My recent visit to EV Group at its headquarters in Schärding, Austria, included some time spent with M. Jürgen Wolf, who, as part of his management and coordination of Fraunhofer IZM-ASSID (All System Silicon Integration Dresden) is the program & project manager for 3D Wafer Level System Integration (WLSI) and wafer-level packaging (WLP). There’s been a lot of activity going on with Fraunhofer’s 3D program, and it was time I learned more about it. Lucky for me, he was also eager to speak with me, and even re-routed his trip home from San Francisco to Berlin through Munich to do so. As EVG recently announced their partnership with Fraunhofer IZM-ASSID, it was a fitting place to get together. Ironically, as it turns out, SPTS (which I also visited) will install the company’s first Pegasus DSI at Fraunhofer IZM-ASSID. AMAT, and other suppliers start to install new equipment at ASSID as well.
Before diving deep into technical waters, Wolf brought me up-to-date on some organizational changes within the Fraunhofer IZM’s 3D program that up until now, was an activity between Berlin and Munich. He said due to some upper management changes, Fraunhofer IZM-ASSID as part of Fraunhofer IZM is operating out of its Dresden location, which was previously a Quimonda facility and all activities are aligned within Fraunhofer´s network in Saxony and Germany.

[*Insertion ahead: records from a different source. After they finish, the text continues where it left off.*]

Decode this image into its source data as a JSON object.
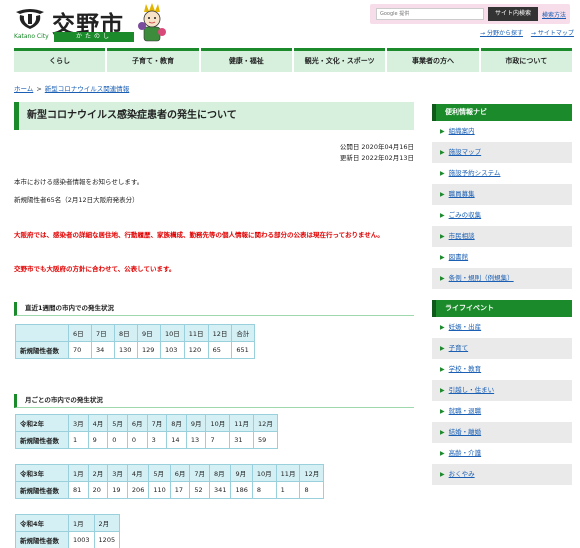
{
  "header": {
    "logo_text": "交野市",
    "logo_en": "Katano City",
    "logo_kana": "かたのし",
    "search_placeholder": "Google 提供",
    "search_button": "サイト内検索",
    "search_help": "検索方法",
    "util_links": [
      "分野から探す",
      "サイトマップ"
    ]
  },
  "nav": [
    "くらし",
    "子育て・教育",
    "健康・福祉",
    "観光・文化・スポーツ",
    "事業者の方へ",
    "市政について"
  ],
  "breadcrumb": [
    "ホーム",
    "新型コロナウイルス関連情報"
  ],
  "page": {
    "title": "新型コロナウイルス感染症患者の発生について",
    "published": "公開日 2020年04月16日",
    "updated": "更新日 2022年02月13日",
    "intro": "本市における感染者情報をお知らせします。",
    "new_count": "新規陽性者65名（2月12日大阪府発表分）",
    "warning1": "大阪府では、感染者の詳細な居住地、行動履歴、家族構成、勤務先等の個人情報に関わる部分の公表は現在行っておりません。",
    "warning2": "交野市でも大阪府の方針に合わせて、公表しています。"
  },
  "weekly": {
    "heading": "直近1週間の市内での発生状況",
    "headers": [
      "6日",
      "7日",
      "8日",
      "9日",
      "10日",
      "11日",
      "12日",
      "合計"
    ],
    "row_label": "新規陽性者数",
    "values": [
      "70",
      "34",
      "130",
      "129",
      "103",
      "120",
      "65",
      "651"
    ]
  },
  "monthly": {
    "heading": "月ごとの市内での発生状況",
    "row_label": "新規陽性者数",
    "tables": [
      {
        "year": "令和2年",
        "headers": [
          "3月",
          "4月",
          "5月",
          "6月",
          "7月",
          "8月",
          "9月",
          "10月",
          "11月",
          "12月"
        ],
        "values": [
          "1",
          "9",
          "0",
          "0",
          "3",
          "14",
          "13",
          "7",
          "31",
          "59"
        ]
      },
      {
        "year": "令和3年",
        "headers": [
          "1月",
          "2月",
          "3月",
          "4月",
          "5月",
          "6月",
          "7月",
          "8月",
          "9月",
          "10月",
          "11月",
          "12月"
        ],
        "values": [
          "81",
          "20",
          "19",
          "206",
          "110",
          "17",
          "52",
          "341",
          "186",
          "8",
          "1",
          "8"
        ]
      },
      {
        "year": "令和4年",
        "headers": [
          "1月",
          "2月"
        ],
        "values": [
          "1003",
          "1205"
        ]
      }
    ]
  },
  "sidebar": {
    "nav_heading": "便利情報ナビ",
    "nav_items": [
      "組織案内",
      "施設マップ",
      "施設予約システム",
      "職員募集",
      "ごみの収集",
      "市民相談",
      "図書館",
      "条例・規則（例規集）"
    ],
    "life_heading": "ライフイベント",
    "life_items": [
      "妊娠・出産",
      "子育て",
      "学校・教育",
      "引越し・住まい",
      "就職・退職",
      "結婚・離婚",
      "高齢・介護",
      "おくやみ"
    ]
  },
  "colors": {
    "accent": "#1a8a2a",
    "nav_bg": "#d6f0dd",
    "table_header": "#d4f0f4",
    "warning": "#e10000",
    "link": "#1a5fb4"
  }
}
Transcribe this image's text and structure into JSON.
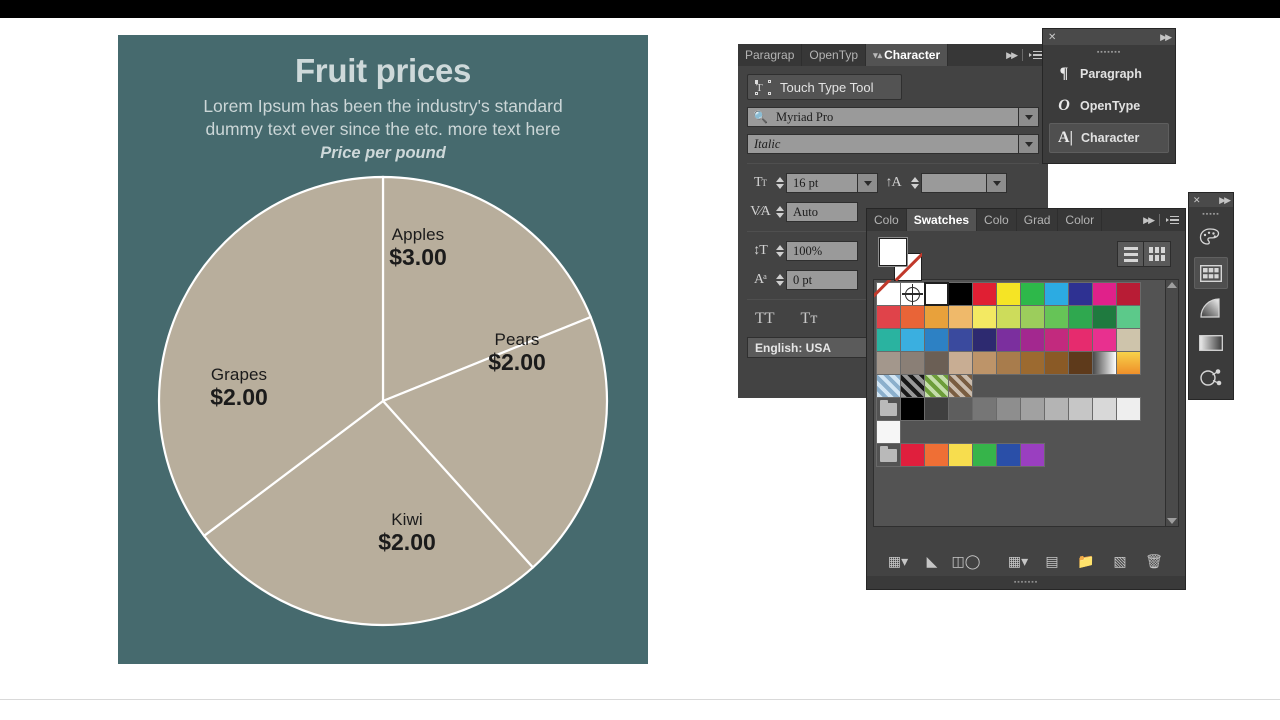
{
  "poster": {
    "title": "Fruit prices",
    "subtitle_line1": "Lorem Ipsum has been the industry's standard",
    "subtitle_line2": "dummy text ever since the etc. more text here",
    "note": "Price per pound",
    "background_color": "#466a6e",
    "slice_color": "#b8ae9c",
    "divider_color": "#ffffff"
  },
  "chart_data": {
    "type": "pie",
    "title": "Fruit prices",
    "subtitle": "Lorem Ipsum has been the industry's standard dummy text ever since the etc. more text here",
    "annotation": "Price per pound",
    "categories": [
      "Apples",
      "Pears",
      "Kiwi",
      "Grapes"
    ],
    "values": [
      3.0,
      2.0,
      2.0,
      2.0
    ],
    "value_labels": [
      "$3.00",
      "$2.00",
      "$2.00",
      "$2.00"
    ],
    "unit": "USD per pound",
    "slice_fill": "#b8ae9c",
    "legend": "none",
    "labels_inside": true,
    "slices": [
      {
        "name": "Apples",
        "value_label": "$3.00",
        "start_deg": 0,
        "end_deg": 68
      },
      {
        "name": "Pears",
        "value_label": "$2.00",
        "start_deg": 68,
        "end_deg": 138
      },
      {
        "name": "Kiwi",
        "value_label": "$2.00",
        "start_deg": 138,
        "end_deg": 233
      },
      {
        "name": "Grapes",
        "value_label": "$2.00",
        "start_deg": 233,
        "end_deg": 360
      }
    ]
  },
  "character_panel": {
    "tabs": [
      {
        "label": "Paragrap",
        "active": false
      },
      {
        "label": "OpenTyp",
        "active": false
      },
      {
        "label": "Character",
        "active": true
      }
    ],
    "touch_type_tool": "Touch Type Tool",
    "font_family": "Myriad Pro",
    "font_style": "Italic",
    "font_size": "16 pt",
    "leading": "",
    "kerning": "Auto",
    "vertical_scale": "100%",
    "baseline_shift": "0 pt",
    "all_caps": "TT",
    "small_caps": "Tт",
    "language": "English: USA"
  },
  "mini_dock": {
    "items": [
      {
        "icon": "¶",
        "label": "Paragraph",
        "selected": false
      },
      {
        "icon": "O",
        "label": "OpenType",
        "selected": false
      },
      {
        "icon": "A|",
        "label": "Character",
        "selected": true
      }
    ]
  },
  "swatches_panel": {
    "tabs": [
      {
        "label": "Colo",
        "active": false
      },
      {
        "label": "Swatches",
        "active": true
      },
      {
        "label": "Colo",
        "active": false
      },
      {
        "label": "Grad",
        "active": false
      },
      {
        "label": "Color",
        "active": false
      }
    ],
    "fill_color": "#ffffff",
    "stroke_color": "none",
    "rows": [
      {
        "kind": "colors",
        "cells": [
          {
            "type": "none"
          },
          {
            "type": "registration"
          },
          {
            "type": "color",
            "hex": "#ffffff",
            "selected": true
          },
          {
            "type": "color",
            "hex": "#000000"
          },
          {
            "type": "color",
            "hex": "#e01f33"
          },
          {
            "type": "color",
            "hex": "#f5e425"
          },
          {
            "type": "color",
            "hex": "#2eb84a"
          },
          {
            "type": "color",
            "hex": "#2cabe2"
          },
          {
            "type": "color",
            "hex": "#2e3192"
          },
          {
            "type": "color",
            "hex": "#e0218a"
          },
          {
            "type": "color",
            "hex": "#b81c35"
          }
        ]
      },
      {
        "kind": "colors",
        "cells": [
          {
            "type": "color",
            "hex": "#e0434a"
          },
          {
            "type": "color",
            "hex": "#e96437"
          },
          {
            "type": "color",
            "hex": "#e8a13b"
          },
          {
            "type": "color",
            "hex": "#efb96a"
          },
          {
            "type": "color",
            "hex": "#f3e962"
          },
          {
            "type": "color",
            "hex": "#cddc5b"
          },
          {
            "type": "color",
            "hex": "#9ccd5c"
          },
          {
            "type": "color",
            "hex": "#66c457"
          },
          {
            "type": "color",
            "hex": "#2fa84f"
          },
          {
            "type": "color",
            "hex": "#1f7a3f"
          },
          {
            "type": "color",
            "hex": "#5cc98a"
          }
        ]
      },
      {
        "kind": "colors",
        "cells": [
          {
            "type": "color",
            "hex": "#2ab3a0"
          },
          {
            "type": "color",
            "hex": "#3aafe0"
          },
          {
            "type": "color",
            "hex": "#2d81c4"
          },
          {
            "type": "color",
            "hex": "#3a4a9e"
          },
          {
            "type": "color",
            "hex": "#2d2a70"
          },
          {
            "type": "color",
            "hex": "#7b2f9e"
          },
          {
            "type": "color",
            "hex": "#a3288f"
          },
          {
            "type": "color",
            "hex": "#c22a7e"
          },
          {
            "type": "color",
            "hex": "#e62b6e"
          },
          {
            "type": "color",
            "hex": "#e8308f"
          },
          {
            "type": "color",
            "hex": "#cec4ab"
          }
        ]
      },
      {
        "kind": "colors",
        "cells": [
          {
            "type": "color",
            "hex": "#a3978c"
          },
          {
            "type": "color",
            "hex": "#8a7f76"
          },
          {
            "type": "color",
            "hex": "#6b5f55"
          },
          {
            "type": "color",
            "hex": "#c8ad93"
          },
          {
            "type": "color",
            "hex": "#bd9469"
          },
          {
            "type": "color",
            "hex": "#a87c4c"
          },
          {
            "type": "color",
            "hex": "#9c6a30"
          },
          {
            "type": "color",
            "hex": "#8a5a26"
          },
          {
            "type": "color",
            "hex": "#5e3a1b"
          },
          {
            "type": "gradient",
            "hex": "#ffffff"
          },
          {
            "type": "gradient2",
            "hex": "#f5a623"
          }
        ]
      },
      {
        "kind": "patterns",
        "cells": [
          {
            "type": "pattern",
            "hex": "#9ec7e8"
          },
          {
            "type": "pattern",
            "hex": "#1a1a1a"
          },
          {
            "type": "pattern",
            "hex": "#7cb342"
          },
          {
            "type": "pattern",
            "hex": "#8a6a4a"
          }
        ]
      },
      {
        "kind": "grays",
        "cells": [
          {
            "type": "folder"
          },
          {
            "type": "color",
            "hex": "#000000"
          },
          {
            "type": "color",
            "hex": "#3f3f3f"
          },
          {
            "type": "color",
            "hex": "#5e5e5e"
          },
          {
            "type": "color",
            "hex": "#767676"
          },
          {
            "type": "color",
            "hex": "#8e8e8e"
          },
          {
            "type": "color",
            "hex": "#a1a1a1"
          },
          {
            "type": "color",
            "hex": "#b4b4b4"
          },
          {
            "type": "color",
            "hex": "#c6c6c6"
          },
          {
            "type": "color",
            "hex": "#d8d8d8"
          },
          {
            "type": "color",
            "hex": "#eeeeee"
          }
        ]
      },
      {
        "kind": "grays2",
        "cells": [
          {
            "type": "color",
            "hex": "#f6f6f6"
          }
        ]
      },
      {
        "kind": "brights",
        "cells": [
          {
            "type": "folder"
          },
          {
            "type": "color",
            "hex": "#e01f3d"
          },
          {
            "type": "color",
            "hex": "#ef6f35"
          },
          {
            "type": "color",
            "hex": "#f7dd4e"
          },
          {
            "type": "color",
            "hex": "#36b44a"
          },
          {
            "type": "color",
            "hex": "#2a4fa8"
          },
          {
            "type": "color",
            "hex": "#9a3fc0"
          }
        ]
      }
    ],
    "footer_icons": [
      "swatch-libraries-icon",
      "show-swatch-kinds-icon",
      "link-color-group-icon",
      "new-color-group-icon",
      "swatch-options-icon",
      "folder-icon",
      "new-swatch-icon",
      "delete-swatch-icon"
    ]
  },
  "icon_dock": {
    "items": [
      {
        "name": "color-panel-icon",
        "selected": false
      },
      {
        "name": "swatches-panel-icon",
        "selected": true
      },
      {
        "name": "gradient-panel-icon",
        "selected": false
      },
      {
        "name": "stroke-panel-icon",
        "selected": false
      },
      {
        "name": "symbols-panel-icon",
        "selected": false
      }
    ]
  }
}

Wolf’s team has been busy converting from 2D to 3D processes, and 200mm to 300mm equipment. He’s now happy to report that the grand opening has taken place and their process setup started with 300mm TSV formation equipment – sputter, etch, CVD, lithography, ECD, and wet etch among them. Thinning, backside processing, and various assembly processes will take place in a different spot, but work is underway there as well to outfit the 1000m2 cleanroom. The partnerships with EVG, SPTS, AMAT and other equipment and material supplier are part of that.
Fraunhofer IZM-ASSID’s overall vision is the heterogeneous integration of different chip functionalities into one wafer-level system-in-package (WLSiP) by using enhanced 3D TSV and thin chip integration, assembly and interconnects technologies. What’s different about Fraunhofer’s approach, notes Wolf, is that rather than working on each process step independently of the next, they’re taking a process integration approach from the system perspective to get a better idea of how it will all work together, rather than having to flip back and forth, tweaking one process so that it works better with the next. The main technologies being developed in this manner include:

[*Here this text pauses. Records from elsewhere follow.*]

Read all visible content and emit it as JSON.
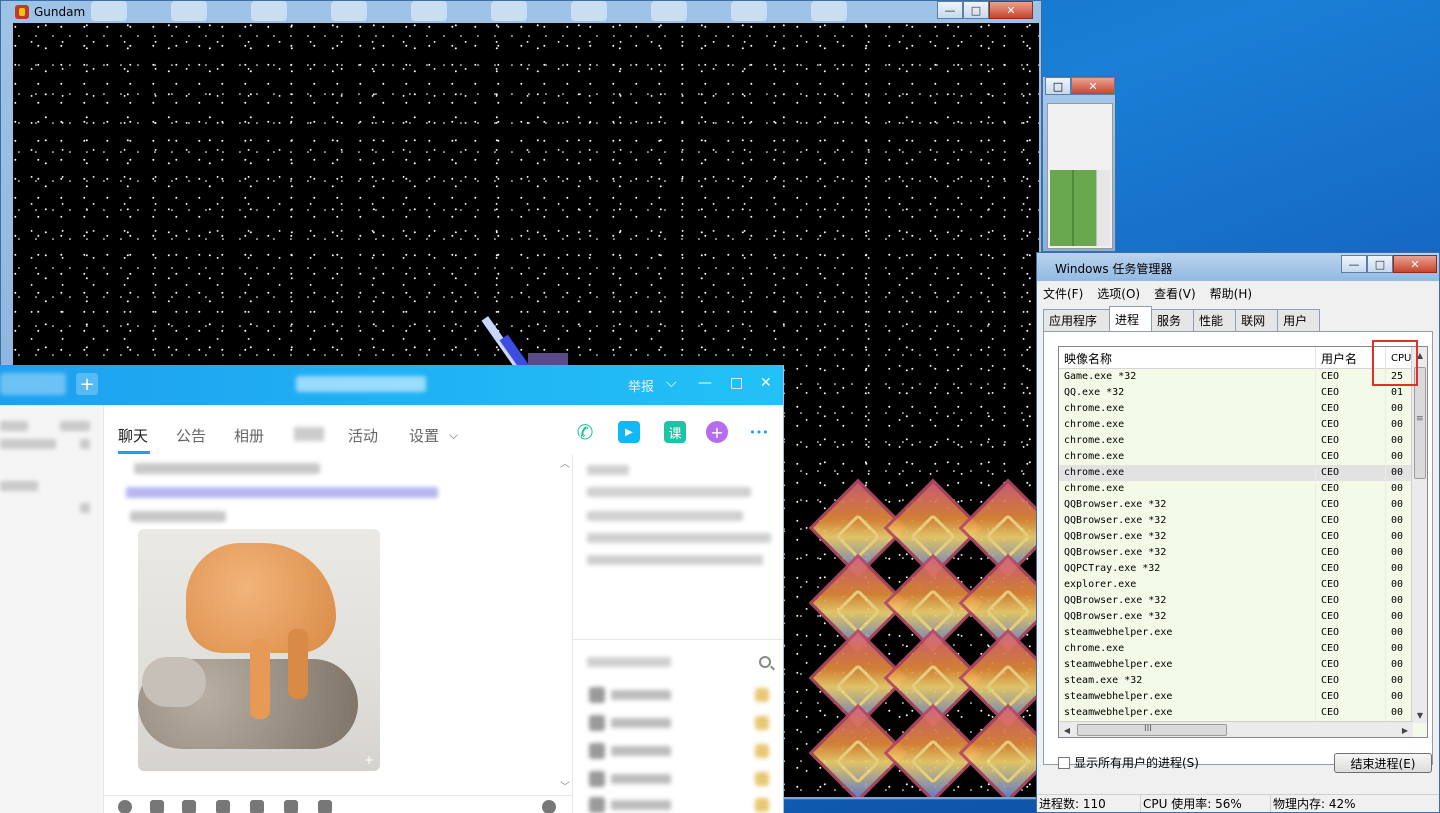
{
  "game_window": {
    "title": "Gundam",
    "controls": {
      "minimize": "—",
      "maximize": "□",
      "close": "✕"
    }
  },
  "small_window": {
    "maximize": "□",
    "close": "✕"
  },
  "task_manager": {
    "title": "Windows 任务管理器",
    "controls": {
      "minimize": "—",
      "maximize": "□",
      "close": "✕"
    },
    "menu": [
      "文件(F)",
      "选项(O)",
      "查看(V)",
      "帮助(H)"
    ],
    "tabs": [
      "应用程序",
      "进程",
      "服务",
      "性能",
      "联网",
      "用户"
    ],
    "active_tab": "进程",
    "columns": {
      "name": "映像名称",
      "user": "用户名",
      "cpu": "CPU"
    },
    "processes": [
      {
        "name": "Game.exe *32",
        "user": "CEO",
        "cpu": "25"
      },
      {
        "name": "QQ.exe *32",
        "user": "CEO",
        "cpu": "01"
      },
      {
        "name": "chrome.exe",
        "user": "CEO",
        "cpu": "00"
      },
      {
        "name": "chrome.exe",
        "user": "CEO",
        "cpu": "00"
      },
      {
        "name": "chrome.exe",
        "user": "CEO",
        "cpu": "00"
      },
      {
        "name": "chrome.exe",
        "user": "CEO",
        "cpu": "00"
      },
      {
        "name": "chrome.exe",
        "user": "CEO",
        "cpu": "00"
      },
      {
        "name": "chrome.exe",
        "user": "CEO",
        "cpu": "00"
      },
      {
        "name": "QQBrowser.exe *32",
        "user": "CEO",
        "cpu": "00"
      },
      {
        "name": "QQBrowser.exe *32",
        "user": "CEO",
        "cpu": "00"
      },
      {
        "name": "QQBrowser.exe *32",
        "user": "CEO",
        "cpu": "00"
      },
      {
        "name": "QQBrowser.exe *32",
        "user": "CEO",
        "cpu": "00"
      },
      {
        "name": "QQPCTray.exe *32",
        "user": "CEO",
        "cpu": "00"
      },
      {
        "name": "explorer.exe",
        "user": "CEO",
        "cpu": "00"
      },
      {
        "name": "QQBrowser.exe *32",
        "user": "CEO",
        "cpu": "00"
      },
      {
        "name": "QQBrowser.exe *32",
        "user": "CEO",
        "cpu": "00"
      },
      {
        "name": "steamwebhelper.exe",
        "user": "CEO",
        "cpu": "00"
      },
      {
        "name": "chrome.exe",
        "user": "CEO",
        "cpu": "00"
      },
      {
        "name": "steamwebhelper.exe",
        "user": "CEO",
        "cpu": "00"
      },
      {
        "name": "steam.exe *32",
        "user": "CEO",
        "cpu": "00"
      },
      {
        "name": "steamwebhelper.exe",
        "user": "CEO",
        "cpu": "00"
      },
      {
        "name": "steamwebhelper.exe",
        "user": "CEO",
        "cpu": "00"
      }
    ],
    "selected_row": 6,
    "scroll": {
      "up": "▲",
      "down": "▼",
      "left": "◀",
      "right": "▶",
      "grip": "≡",
      "hgrip": "III"
    },
    "show_all_label": "显示所有用户的进程(S)",
    "end_process_label": "结束进程(E)",
    "status": {
      "processes": "进程数: 110",
      "cpu": "CPU 使用率: 56%",
      "memory": "物理内存: 42%"
    }
  },
  "qq_window": {
    "add_label": "+",
    "report_label": "举报",
    "controls": {
      "dropdown": "⌵",
      "minimize": "—",
      "maximize": "□",
      "close": "✕"
    },
    "nav_tabs": [
      "聊天",
      "公告",
      "相册",
      "活动",
      "设置"
    ],
    "active_nav": "聊天",
    "nav_dropdown": "⌵",
    "tool_icons": {
      "call": "✆",
      "video": "▶",
      "lesson": "课",
      "plus": "+",
      "more": "•••"
    },
    "image_expand": "+",
    "chat_scroll": {
      "up": "︿",
      "down": "﹀"
    },
    "colors": {
      "accent": "#1ea0f0",
      "call": "#1cc48a",
      "video": "#12b7f5",
      "lesson": "#1cc4a6",
      "plus": "#b76cf0"
    }
  }
}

- TSV formation (etch, isolation, barrier, filling)
- Silicon interposer technology with high-density multi-layer metallization
- Wafer thinning and handling
- Temporary wafer bonding and debonding
- Die-to-wafer assembly and wafer-to-wafer bonding
- 3D stack formation
According to Wolf, technology targets include TSVs filled with copper rather than tungsten, driven by interposers with high-density multilayer redistribution layers and intergrated circuits (ICs). They’re working on a 3D design and reliability model with an integration that includes via-mid process (via formation before back-end-of-line (BEOL) processes).
Interposers are a key element in the program, and different strategies are being examined, such as interposers with devices embedded in the redistribution layer (RDL), and stacking interposer elements that use TSVs between embedded die with a flip chip stack on top.
In the via fill area, Wolf says they’re working on high speed, void-free copper filling and reducing overburden total thickness after the filling. The goal is to develop and qualify processes for high density Cu-TSVs with a diameter of less than 5µm up to 80µm and a depth of 20µm to 600µm.
Temporary support scenarios for thin wafer processing are driven by the need for low-profile 3D configurations, explained Wolf. Some of these include thin IC on a thin substrate, thin IC on a thin interposer, and a thin IC stack on thin interposer. Some of the concepts include temporary wafer bonding on a handling substrate, and temporary support for thin die assembly. This is where the collaboration with EVG comes in, working on perfecting the room temperature debonding process that we’ve been hearing about. I got to see the bonding tool being built specifically for Fraunhofer. Markus Wimplinger, of EVG explained it to me and we happened to catch it on video.
Also part of this is the advanced chip to wafer bonding technology that involves a two step process for high throughput, in which known good die (KDG) are placed using a temporary bond and then the permanent bond is done in a gang process.
I’m really barely touching on all that’s going on there. Suffice it to say that the main message Wolf hoped to spread about Fraunhofer IZM-ASSID is that the organization is committed to working together with industrial customers. The key is combining technology developments with availability, manufacturing and reliability aspects. “Cost matters,” notes Wolf, “so all processes are aligned to high yield and cost savings without losing performance.”
At the end of our visit, Wolf and I were both heading back to Munich, so he graciously offered me a ride. It was great to get some additional time for further explanation. I realized this is the first time I’ve ever written specifically about Fraunhofer’s 3D activities, but I suspect it won’t be the last. — F.v.T.